» EXERCISE: The answer must consist of every line below that holds the word "DawThanThanYuNaing".

[Excerpts from an interface dataset]
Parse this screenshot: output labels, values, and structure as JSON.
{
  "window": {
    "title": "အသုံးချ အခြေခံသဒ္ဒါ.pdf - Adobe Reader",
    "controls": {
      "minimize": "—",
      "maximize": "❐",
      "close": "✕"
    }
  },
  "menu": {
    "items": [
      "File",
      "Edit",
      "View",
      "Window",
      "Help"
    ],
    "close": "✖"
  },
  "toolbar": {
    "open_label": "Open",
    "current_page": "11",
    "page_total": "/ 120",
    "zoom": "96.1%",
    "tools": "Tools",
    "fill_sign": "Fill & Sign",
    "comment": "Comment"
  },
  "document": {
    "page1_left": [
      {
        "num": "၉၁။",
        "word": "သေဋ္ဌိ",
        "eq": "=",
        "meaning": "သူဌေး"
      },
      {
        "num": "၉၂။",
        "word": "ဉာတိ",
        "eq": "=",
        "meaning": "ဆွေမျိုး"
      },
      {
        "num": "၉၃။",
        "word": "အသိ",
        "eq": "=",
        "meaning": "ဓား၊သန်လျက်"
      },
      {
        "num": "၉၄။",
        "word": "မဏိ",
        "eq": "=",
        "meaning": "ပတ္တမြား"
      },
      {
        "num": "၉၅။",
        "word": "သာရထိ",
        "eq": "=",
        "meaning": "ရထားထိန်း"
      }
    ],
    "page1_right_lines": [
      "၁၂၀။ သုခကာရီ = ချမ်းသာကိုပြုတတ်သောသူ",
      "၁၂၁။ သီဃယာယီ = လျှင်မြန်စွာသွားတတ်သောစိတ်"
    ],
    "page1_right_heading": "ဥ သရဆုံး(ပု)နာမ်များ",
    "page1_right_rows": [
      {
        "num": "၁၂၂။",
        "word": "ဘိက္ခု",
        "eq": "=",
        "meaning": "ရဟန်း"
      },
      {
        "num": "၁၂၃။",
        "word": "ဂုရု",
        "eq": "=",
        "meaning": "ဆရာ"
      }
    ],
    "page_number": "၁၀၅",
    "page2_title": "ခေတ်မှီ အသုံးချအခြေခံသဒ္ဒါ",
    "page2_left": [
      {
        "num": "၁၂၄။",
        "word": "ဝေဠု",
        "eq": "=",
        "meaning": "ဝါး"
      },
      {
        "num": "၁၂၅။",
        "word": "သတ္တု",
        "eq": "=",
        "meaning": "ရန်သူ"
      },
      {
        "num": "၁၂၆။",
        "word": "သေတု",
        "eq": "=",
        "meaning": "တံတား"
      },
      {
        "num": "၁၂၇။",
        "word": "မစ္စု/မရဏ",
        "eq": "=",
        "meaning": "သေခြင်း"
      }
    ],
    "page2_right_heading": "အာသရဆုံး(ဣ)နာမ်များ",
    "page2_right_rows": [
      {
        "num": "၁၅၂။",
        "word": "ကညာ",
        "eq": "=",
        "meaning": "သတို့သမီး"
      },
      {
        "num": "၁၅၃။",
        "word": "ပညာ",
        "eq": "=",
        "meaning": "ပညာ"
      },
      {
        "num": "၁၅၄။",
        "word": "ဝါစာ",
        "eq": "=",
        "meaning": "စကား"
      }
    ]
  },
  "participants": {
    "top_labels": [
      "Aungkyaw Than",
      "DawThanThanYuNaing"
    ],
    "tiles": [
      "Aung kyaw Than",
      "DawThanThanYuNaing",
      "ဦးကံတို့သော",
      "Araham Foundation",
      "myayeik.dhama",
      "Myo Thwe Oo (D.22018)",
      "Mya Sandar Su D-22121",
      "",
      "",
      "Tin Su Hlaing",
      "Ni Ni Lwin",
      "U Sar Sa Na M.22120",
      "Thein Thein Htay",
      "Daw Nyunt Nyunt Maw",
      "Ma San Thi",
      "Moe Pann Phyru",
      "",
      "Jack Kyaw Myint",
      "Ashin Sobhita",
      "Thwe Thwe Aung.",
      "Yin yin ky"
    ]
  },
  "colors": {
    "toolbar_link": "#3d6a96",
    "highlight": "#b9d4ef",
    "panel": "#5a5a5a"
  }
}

» WRITTEN REPLY:
      "DawThanThanYuNaing"
      "DawThanThanYuNaing",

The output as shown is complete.